There is a reprisal of his monster hit Pakurumo on Mummy mi, an ode to mama, where he melds the thick sweaty throbbing of Fuji music with his slick pop appeal and Akon sounds convincingly Nigerian on the otherwise boring For you.
The problem with Ayo then is its monotony, about half of the songs sound the same as Wizkid keeps his eye only on the clubs and party grounds. In the space of 3 years since his debut, Wizkid has seen his star grow bigger but he has not even bothered to learn to sing properly. On his debut Superstar, his refreshing sugary sing song delivery was cute and played like music to the ear largely because it was coming from this adorable kid, but countless singles later, this style has begun to sound jarring. And it doesn’t say much of him that a star in his position would not bother to improve on their craft. Even Rihanna, his new pal and international sound alike, tries to sing once in a while (Stay, Only girl in the world). And she does succeed at it.
A good portion of Ayo is painful to the ears, mostly when Wizkid attempts to scale notes that he hasn’t properly practiced. This lazy approach almost ruins some of the slower songs on the album when he screeches the troublesome notes and even the big beats cannot cover the vocal deficiencies on the upbeat tracks.
With great power, they say comes responsibility but on Ayo, Wizkid is still enslaved by trendy dictates and ignores the weighty expectations of playing in the big leagues.
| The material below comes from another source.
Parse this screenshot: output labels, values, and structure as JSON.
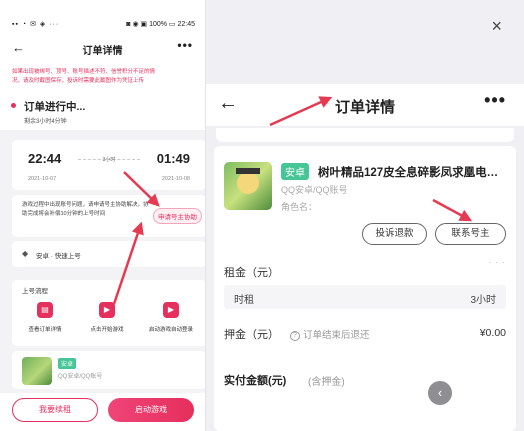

There is little sign of artistic growth and he keeps operating at a level he should have left behind with his debut.
At this rate, it is only a matter of time before he gets left behind.